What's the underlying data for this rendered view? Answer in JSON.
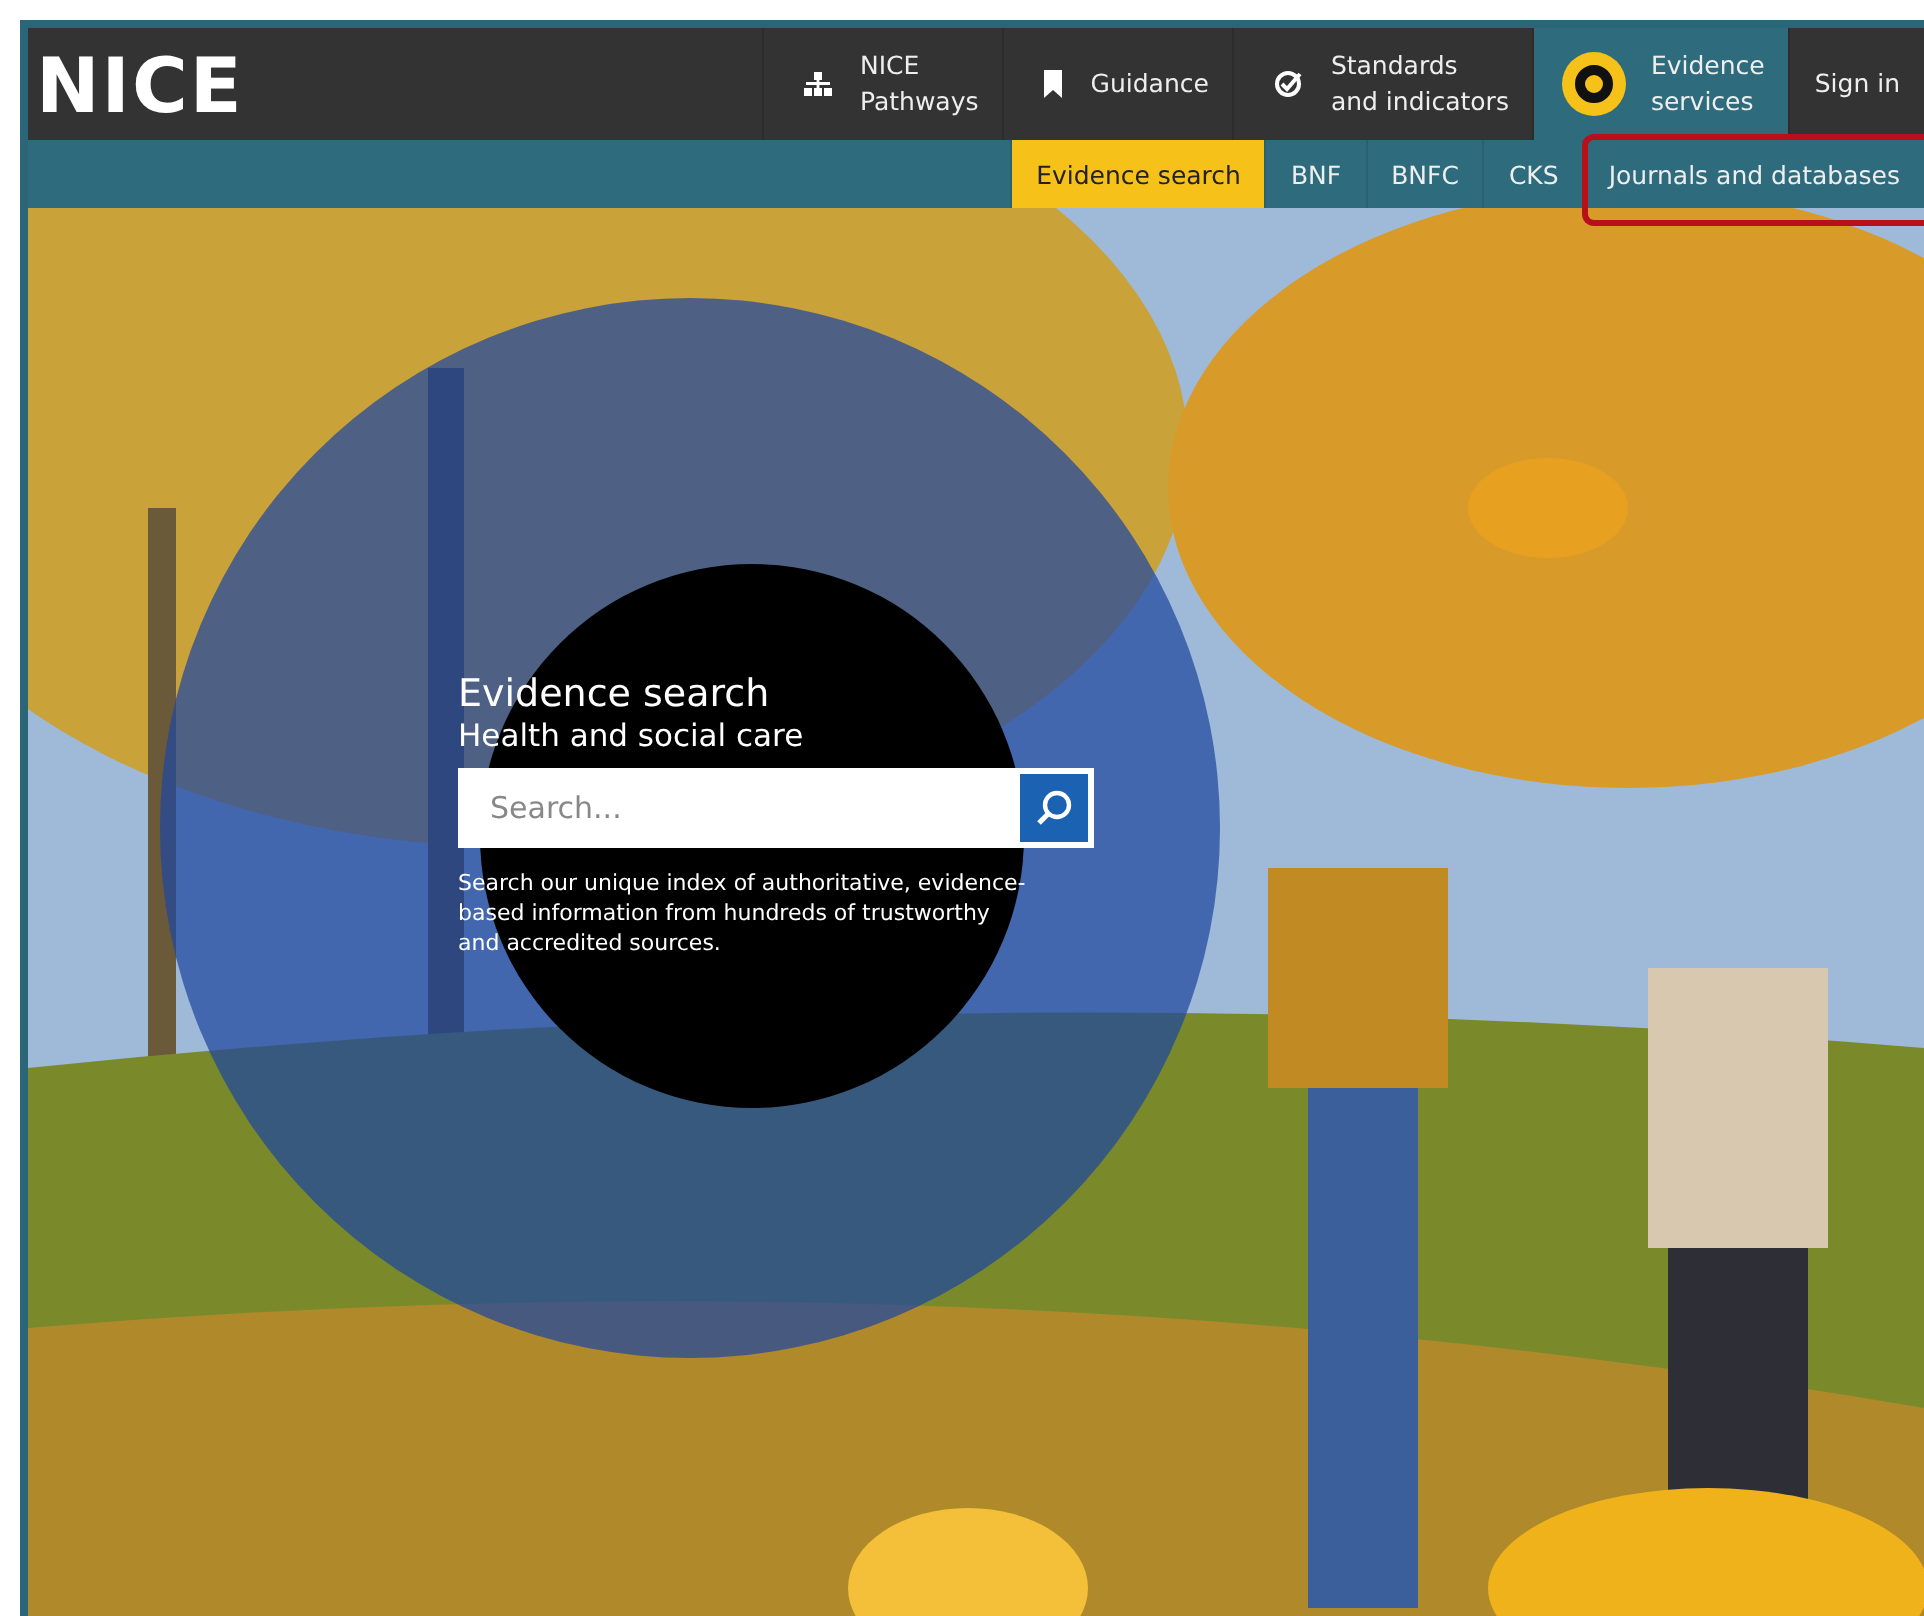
{
  "header": {
    "logo": "NICE",
    "nav": [
      {
        "lines": [
          "NICE",
          "Pathways"
        ],
        "selected": false
      },
      {
        "lines": [
          "Guidance"
        ],
        "selected": false
      },
      {
        "lines": [
          "Standards",
          "and indicators"
        ],
        "selected": false
      },
      {
        "lines": [
          "Evidence",
          "services"
        ],
        "selected": true
      },
      {
        "lines": [
          "Sign in"
        ],
        "selected": false
      }
    ]
  },
  "subnav": [
    {
      "label": "Evidence search",
      "selected": true,
      "highlighted": false
    },
    {
      "label": "BNF",
      "selected": false,
      "highlighted": false
    },
    {
      "label": "BNFC",
      "selected": false,
      "highlighted": false
    },
    {
      "label": "CKS",
      "selected": false,
      "highlighted": false
    },
    {
      "label": "Journals and databases",
      "selected": false,
      "highlighted": true
    }
  ],
  "hero": {
    "title": "Evidence search",
    "subtitle": "Health and social care",
    "search": {
      "placeholder": "Search..."
    },
    "description": "Search our unique index of authoritative, evidence-based information from hundreds of trustworthy and accredited sources."
  }
}
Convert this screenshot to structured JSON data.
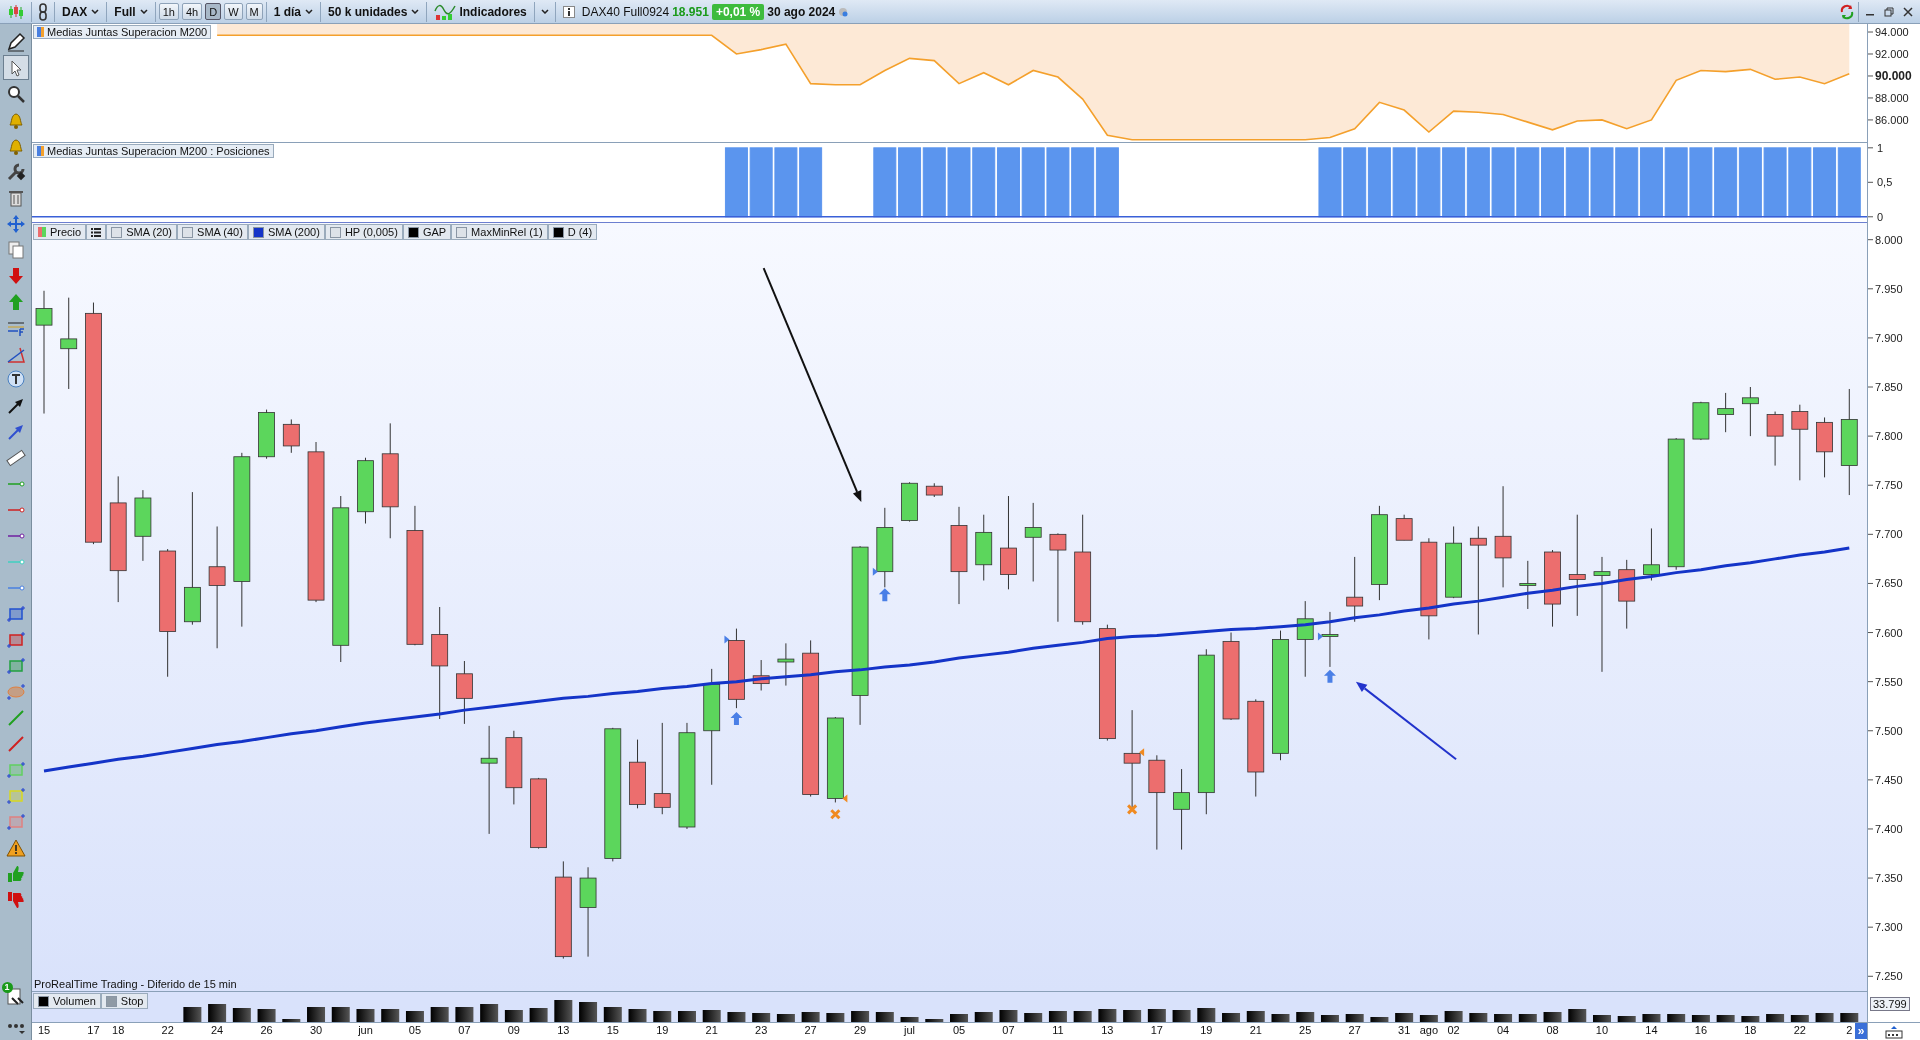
{
  "toolbar": {
    "instrument": "DAX",
    "range": "Full",
    "timeframes": [
      {
        "label": "1h",
        "selected": false
      },
      {
        "label": "4h",
        "selected": false
      },
      {
        "label": "D",
        "selected": true
      },
      {
        "label": "W",
        "selected": false
      },
      {
        "label": "M",
        "selected": false
      }
    ],
    "interval": "1 día",
    "units": "50 k unidades",
    "indicators": "Indicadores",
    "symbol": "DAX40 Full0924",
    "price": "18.951",
    "change": "+0,01 %",
    "date": "30 ago 2024"
  },
  "tools": [
    {
      "selected": false
    },
    {
      "selected": true
    },
    {
      "selected": false
    },
    {
      "selected": false
    },
    {
      "selected": false
    },
    {
      "selected": false
    },
    {
      "selected": false
    },
    {
      "selected": false
    },
    {
      "selected": false
    },
    {
      "selected": false
    },
    {
      "selected": false
    },
    {
      "selected": false
    },
    {
      "selected": false
    },
    {
      "selected": false
    },
    {
      "selected": false
    },
    {
      "selected": false
    },
    {
      "selected": false
    },
    {
      "selected": false
    },
    {
      "selected": false
    },
    {
      "selected": false
    },
    {
      "selected": false
    },
    {
      "selected": false
    },
    {
      "selected": false
    },
    {
      "selected": false
    },
    {
      "selected": false
    },
    {
      "selected": false
    },
    {
      "selected": false
    },
    {
      "selected": false
    },
    {
      "selected": false
    },
    {
      "selected": false
    },
    {
      "selected": false
    },
    {
      "selected": false
    },
    {
      "selected": false
    },
    {
      "selected": false
    }
  ],
  "tools_badge": "1",
  "indicator_panel": {
    "title": "Medias Juntas Superacion M200",
    "chart_data": {
      "type": "line",
      "ylim": [
        83900,
        94730
      ],
      "yticks": [
        {
          "value": 86000,
          "label": "86.000"
        },
        {
          "value": 88000,
          "label": "88.000"
        },
        {
          "value": 90000,
          "label": "90.000"
        },
        {
          "value": 92000,
          "label": "92.000"
        },
        {
          "value": 94000,
          "label": "94.000"
        }
      ],
      "series": [
        {
          "color": "#f4a02c",
          "values": [
            null,
            null,
            null,
            null,
            null,
            null,
            null,
            93700,
            93700,
            93700,
            93700,
            93700,
            93700,
            93700,
            93700,
            93700,
            93700,
            93700,
            93700,
            93700,
            93700,
            93700,
            93700,
            93700,
            93700,
            93700,
            93700,
            93700,
            92000,
            92400,
            92900,
            89300,
            89200,
            89200,
            90500,
            91600,
            91400,
            89300,
            90300,
            89200,
            90500,
            89900,
            87900,
            84600,
            84200,
            84200,
            84200,
            84200,
            84200,
            84200,
            84200,
            84200,
            84400,
            85200,
            87600,
            86900,
            84900,
            86800,
            86700,
            86500,
            85800,
            85100,
            85900,
            86000,
            85200,
            86000,
            89600,
            90500,
            90400,
            90600,
            89700,
            89900,
            89300,
            90200
          ]
        }
      ]
    }
  },
  "positions_panel": {
    "title": "Medias Juntas Superacion M200 : Posiciones",
    "chart_data": {
      "type": "bar",
      "ylim": [
        -0.09,
        1.07
      ],
      "yticks": [
        {
          "value": 0,
          "label": "0"
        },
        {
          "value": 0.5,
          "label": "0,5"
        },
        {
          "value": 1,
          "label": "1"
        }
      ],
      "series": [
        {
          "color": "#5b95ee",
          "values": [
            0,
            0,
            0,
            0,
            0,
            0,
            0,
            0,
            0,
            0,
            0,
            0,
            0,
            0,
            0,
            0,
            0,
            0,
            0,
            0,
            0,
            0,
            0,
            0,
            0,
            0,
            0,
            0,
            1,
            1,
            1,
            1,
            0,
            0,
            1,
            1,
            1,
            1,
            1,
            1,
            1,
            1,
            1,
            1,
            0,
            0,
            0,
            0,
            0,
            0,
            0,
            0,
            1,
            1,
            1,
            1,
            1,
            1,
            1,
            1,
            1,
            1,
            1,
            1,
            1,
            1,
            1,
            1,
            1,
            1,
            1,
            1,
            1,
            1
          ]
        }
      ]
    }
  },
  "price_panel": {
    "legend": [
      {
        "label": "Precio",
        "kind": "price"
      },
      {
        "kind": "menu"
      },
      {
        "label": "SMA (20)",
        "kind": "swatch",
        "color": "#dde2e8"
      },
      {
        "label": "SMA (40)",
        "kind": "swatch",
        "color": "#dde2e8"
      },
      {
        "label": "SMA (200)",
        "kind": "swatch",
        "color": "#1434c8"
      },
      {
        "label": "HP (0,005)",
        "kind": "swatch",
        "color": "#dde2e8"
      },
      {
        "label": "GAP",
        "kind": "swatch",
        "color": "#000000"
      },
      {
        "label": "MaxMinRel (1)",
        "kind": "swatch",
        "color": "#dde2e8"
      },
      {
        "label": "D (4)",
        "kind": "swatch",
        "color": "#000000"
      }
    ],
    "footer": "ProRealTime Trading - Diferido de 15 min",
    "chart_data": {
      "type": "candlestick",
      "ylim": [
        7234,
        8017
      ],
      "categories": [
        "15",
        null,
        "17",
        "18",
        null,
        "22",
        null,
        "24",
        null,
        "26",
        null,
        "30",
        null,
        "jun",
        null,
        "05",
        null,
        "07",
        null,
        "09",
        null,
        "13",
        null,
        "15",
        null,
        "19",
        null,
        "21",
        null,
        "23",
        null,
        "27",
        null,
        "29",
        null,
        "jul",
        null,
        "05",
        null,
        "07",
        null,
        "11",
        null,
        "13",
        null,
        "17",
        null,
        "19",
        null,
        "21",
        null,
        "25",
        null,
        "27",
        null,
        "31",
        "ago",
        "02",
        null,
        "04",
        null,
        "08",
        null,
        "10",
        null,
        "14",
        null,
        "16",
        null,
        "18",
        null,
        "22",
        null,
        "2"
      ],
      "yticks": [
        {
          "value": 7250,
          "label": "7.250"
        },
        {
          "value": 7300,
          "label": "7.300"
        },
        {
          "value": 7350,
          "label": "7.350"
        },
        {
          "value": 7400,
          "label": "7.400"
        },
        {
          "value": 7450,
          "label": "7.450"
        },
        {
          "value": 7500,
          "label": "7.500"
        },
        {
          "value": 7550,
          "label": "7.550"
        },
        {
          "value": 7600,
          "label": "7.600"
        },
        {
          "value": 7650,
          "label": "7.650"
        },
        {
          "value": 7700,
          "label": "7.700"
        },
        {
          "value": 7750,
          "label": "7.750"
        },
        {
          "value": 7800,
          "label": "7.800"
        },
        {
          "value": 7850,
          "label": "7.850"
        },
        {
          "value": 7900,
          "label": "7.900"
        },
        {
          "value": 7950,
          "label": "7.950"
        },
        {
          "value": 8000,
          "label": "8.000"
        }
      ],
      "ohlc": [
        [
          7913,
          7948,
          7823,
          7930
        ],
        [
          7889,
          7941,
          7848,
          7899
        ],
        [
          7925,
          7936,
          7690,
          7692
        ],
        [
          7732,
          7759,
          7631,
          7663
        ],
        [
          7698,
          7745,
          7673,
          7737
        ],
        [
          7683,
          7685,
          7555,
          7601
        ],
        [
          7611,
          7743,
          7608,
          7646
        ],
        [
          7667,
          7708,
          7584,
          7648
        ],
        [
          7652,
          7783,
          7606,
          7779
        ],
        [
          7779,
          7827,
          7777,
          7824
        ],
        [
          7812,
          7817,
          7783,
          7790
        ],
        [
          7784,
          7794,
          7631,
          7633
        ],
        [
          7587,
          7739,
          7570,
          7727
        ],
        [
          7723,
          7778,
          7711,
          7775
        ],
        [
          7782,
          7813,
          7696,
          7728
        ],
        [
          7704,
          7729,
          7587,
          7588
        ],
        [
          7598,
          7626,
          7512,
          7566
        ],
        [
          7558,
          7571,
          7507,
          7533
        ],
        [
          7467,
          7505,
          7395,
          7472
        ],
        [
          7493,
          7500,
          7425,
          7442
        ],
        [
          7451,
          7452,
          7380,
          7381
        ],
        [
          7351,
          7367,
          7268,
          7270
        ],
        [
          7320,
          7361,
          7270,
          7350
        ],
        [
          7370,
          7503,
          7367,
          7502
        ],
        [
          7468,
          7491,
          7421,
          7425
        ],
        [
          7436,
          7508,
          7415,
          7422
        ],
        [
          7402,
          7508,
          7400,
          7498
        ],
        [
          7500,
          7563,
          7445,
          7547
        ],
        [
          7592,
          7604,
          7523,
          7532
        ],
        [
          7556,
          7572,
          7541,
          7548
        ],
        [
          7570,
          7589,
          7546,
          7573
        ],
        [
          7579,
          7592,
          7433,
          7435
        ],
        [
          7431,
          7514,
          7427,
          7513
        ],
        [
          7536,
          7688,
          7506,
          7687
        ],
        [
          7662,
          7727,
          7646,
          7707
        ],
        [
          7714,
          7753,
          7713,
          7752
        ],
        [
          7749,
          7752,
          7738,
          7740
        ],
        [
          7709,
          7728,
          7629,
          7662
        ],
        [
          7669,
          7720,
          7653,
          7702
        ],
        [
          7686,
          7739,
          7644,
          7659
        ],
        [
          7697,
          7732,
          7652,
          7707
        ],
        [
          7700,
          7701,
          7611,
          7684
        ],
        [
          7682,
          7720,
          7608,
          7611
        ],
        [
          7604,
          7608,
          7490,
          7492
        ],
        [
          7477,
          7521,
          7421,
          7467
        ],
        [
          7470,
          7475,
          7379,
          7437
        ],
        [
          7420,
          7461,
          7379,
          7437
        ],
        [
          7437,
          7583,
          7415,
          7577
        ],
        [
          7591,
          7600,
          7511,
          7512
        ],
        [
          7530,
          7532,
          7433,
          7458
        ],
        [
          7477,
          7602,
          7470,
          7593
        ],
        [
          7593,
          7632,
          7555,
          7614
        ],
        [
          7597,
          7621,
          7565,
          7598
        ],
        [
          7636,
          7677,
          7611,
          7627
        ],
        [
          7649,
          7729,
          7633,
          7720
        ],
        [
          7716,
          7720,
          7694,
          7694
        ],
        [
          7692,
          7696,
          7593,
          7617
        ],
        [
          7636,
          7708,
          7635,
          7691
        ],
        [
          7696,
          7708,
          7598,
          7689
        ],
        [
          7698,
          7749,
          7646,
          7676
        ],
        [
          7649,
          7673,
          7624,
          7650
        ],
        [
          7682,
          7684,
          7606,
          7629
        ],
        [
          7659,
          7720,
          7617,
          7654
        ],
        [
          7658,
          7677,
          7560,
          7662
        ],
        [
          7664,
          7674,
          7604,
          7632
        ],
        [
          7659,
          7706,
          7653,
          7669
        ],
        [
          7667,
          7798,
          7664,
          7797
        ],
        [
          7797,
          7835,
          7796,
          7834
        ],
        [
          7822,
          7844,
          7804,
          7828
        ],
        [
          7833,
          7850,
          7800,
          7839
        ],
        [
          7822,
          7825,
          7770,
          7800
        ],
        [
          7825,
          7832,
          7755,
          7807
        ],
        [
          7814,
          7819,
          7758,
          7784
        ],
        [
          7770,
          7848,
          7740,
          7817
        ]
      ]
    }
  },
  "volume_panel": {
    "legend": [
      {
        "label": "Volumen",
        "color": "#000000"
      },
      {
        "label": "Stop",
        "color": "#8f9aa5"
      }
    ],
    "reading": "33.799"
  },
  "scroll_button": "»"
}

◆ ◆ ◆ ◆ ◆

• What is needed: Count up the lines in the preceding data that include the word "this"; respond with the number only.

• Worked solution: 2